Words of Estimative Probability (WEP) in Cyber Threat Intel
Words of Estimative Probability (WEP or WEPs) are used to express the likelihood of an event occurring. They’re necessary because there are varying degrees of reliability of intelligence sources and information. They were originally defined by CIA analyst Sherman Kent, and are frequently used in cyber threat intelligence, as well as other intelligence disciplines.
Words such as “unlikely,” “probable,” or “almost certain” can be ambiguous, so someone reading finished intelligence may interpret them differently than the analyst who produced the intelligence. Words of Estimative Probability help reduce misunderstanding by quantifying such qualitative statements, by assigning probability ranges to them.
Words of Estimative Probability are available in MISP, which refers to them as estimative language.
Sherman Kent’s Words of Estimative Probability
- 100%: Certainty
- 93% ± 6% (87–99%): Almost certain
- 75% ± 12 % (63–87%): Probable
- 50% ± 10 % (40–60%): Chances about even
- 30% ± 10 % (20–40%): Probably not
- 7% ± 5 % (2–12%): Almost certainly not
- 0%: Impossibility
Center for Cyber Intelligence’s Words of Estimative Probability
Here are alternative Words of Estimative Probability defined by the Center for Cyber Intelligence:
- Highly Likely (highly probable, convinced, virtually/almost certain, high likelihood, odds/chances are overwhelming): >90%
- Likely (probable, chances are good): 60–89%
- Even Chance (possible, chances are about even): 40–59%
- Unlikely (not likely, improbable, doubtful): 10–39%

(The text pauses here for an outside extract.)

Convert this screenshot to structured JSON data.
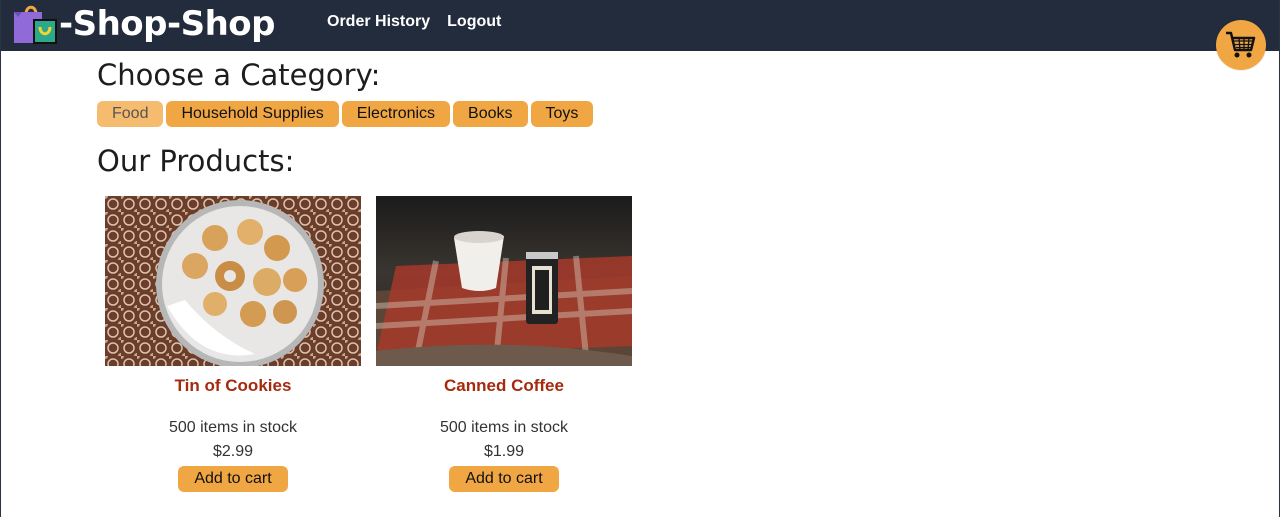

- Highly Unlikely (highly improbable, nearly impossible, highly doubtful, almost certainly not, virtually impossible): <9%
Some intelligence organizations use confidence levels, such as low, moderate, and high confidence.
Words of Estimative Probability - A Threat Intelligence Reference - Center for Cyber Intelligence
In this publication, we propose that threat intelligence analysts tend to shy away from utilizing language that enables…
Structuring Cyber Threat Intelligence Assessments: Musings and Recommendations
Tomorrow (Jan 16th 2022) I'll be speaking at the free virtual conference PancakesCon 3 on "Structuring Intelligence…